We've identified the key trends that are poised to impact the IT landscape in 2021. Find out why they're important and how they will affect you today!
Flash Poll
Building the SOC of the Future
Building the SOC of the Future
Digital transformation, cloud-focused attacks, and a worldwide pandemic. The past year has changed the way business works and the way security teams operate. There is no going back.
Twitter Feed
Dark Reading - Bug Report
Bug Report
Enterprise Vulnerabilities
From DHS/US-CERT's National Vulnerability Database
CVE-2021-21302
PUBLISHED: 2021-02-26
PrestaShop is a fully scalable open source e-commerce solution. In PrestaShop before version 1.7.2 there is a CSV Injection vulnerability possible by using shop search keywords via the admin panel. The problem is fixed in 1.7.7.2
CVE-2021-21308
PUBLISHED: 2021-02-26
PrestaShop is a fully scalable open source e-commerce solution. In PrestaShop before version 1.7.2 the soft logout system is not complete and an attacker is able to foreign request and executes customer commands. The problem is fixed in 1.7.7.2
CVE-2021-21273
PUBLISHED: 2021-02-26
Synapse is a Matrix reference homeserver written in python (pypi package matrix-synapse). Matrix is an ecosystem for open federated Instant Messaging and VoIP. In Synapse before version 1.25.0, requests to user provided domains were not restricted to external IP addresses when calculating the key va...
CVE-2021-21274
PUBLISHED: 2021-02-26
Synapse is a Matrix reference homeserver written in python (pypi package matrix-synapse). Matrix is an ecosystem for open federated Instant Messaging and VoIP. In Synapse before version 1.25.0, a malicious homeserver could redirect requests to their .well-known file to a large file. This can lead to...
CVE-2021-23345
PUBLISHED: 2021-02-26
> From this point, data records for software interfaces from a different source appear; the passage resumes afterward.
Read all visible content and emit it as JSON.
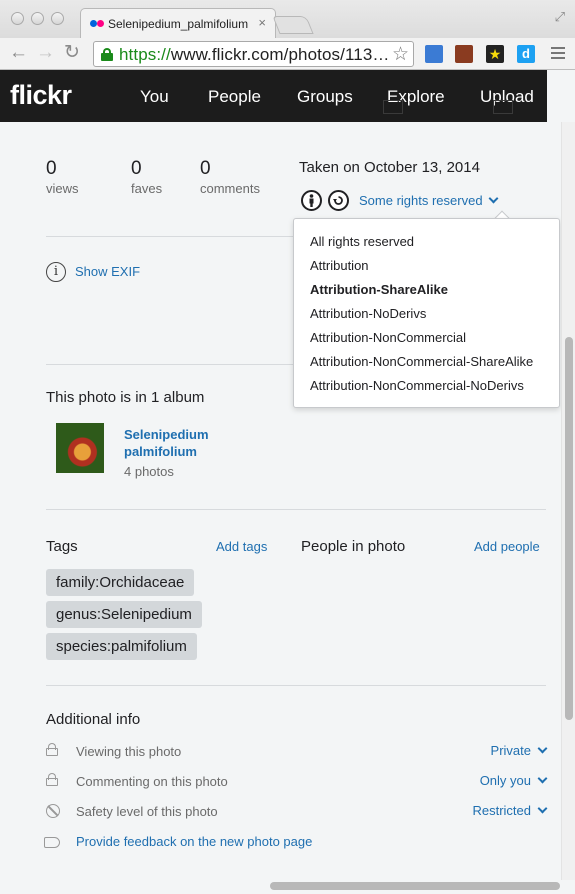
{
  "browser": {
    "tab_title": "Selenipedium_palmifolium",
    "tab_close": "×",
    "url_scheme": "https://",
    "url_rest": "www.flickr.com/photos/113…"
  },
  "flickr": {
    "logo": "flickr",
    "nav": [
      "You",
      "People",
      "Groups",
      "Explore",
      "Upload"
    ]
  },
  "stats": [
    {
      "value": "0",
      "label": "views"
    },
    {
      "value": "0",
      "label": "faves"
    },
    {
      "value": "0",
      "label": "comments"
    }
  ],
  "taken": "Taken on October 13, 2014",
  "license": {
    "current": "Some rights reserved",
    "options": [
      "All rights reserved",
      "Attribution",
      "Attribution-ShareAlike",
      "Attribution-NoDerivs",
      "Attribution-NonCommercial",
      "Attribution-NonCommercial-ShareAlike",
      "Attribution-NonCommercial-NoDerivs"
    ],
    "selected_index": 2
  },
  "exif": {
    "label": "Show EXIF"
  },
  "album": {
    "heading": "This photo is in 1 album",
    "title": "Selenipedium palmifolium",
    "count": "4 photos"
  },
  "tags": {
    "heading": "Tags",
    "add_label": "Add tags",
    "items": [
      "family:Orchidaceae",
      "genus:Selenipedium",
      "species:palmifolium"
    ]
  },
  "people": {
    "heading": "People in photo",
    "add_label": "Add people"
  },
  "additional": {
    "heading": "Additional info",
    "rows": [
      {
        "label": "Viewing this photo",
        "value": "Private",
        "icon": "lock-icon"
      },
      {
        "label": "Commenting on this photo",
        "value": "Only you",
        "icon": "lock-icon"
      },
      {
        "label": "Safety level of this photo",
        "value": "Restricted",
        "icon": "safety-icon"
      }
    ],
    "feedback": "Provide feedback on the new photo page"
  },
  "colors": {
    "link": "#1f6fb0",
    "header_bg": "#1c1c1c",
    "page_bg": "#f3f5f6",
    "tag_bg": "#d3d7da"
  }
}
All versions of package github.com/thecodingmachine/gotenberg are vulnerable to Server-side Request Forgery (SSRF) via the /convert/html endpoint when the src attribute of an HTML element refers to an internal system file, such as <iframe src='file:///etc/passwd'>.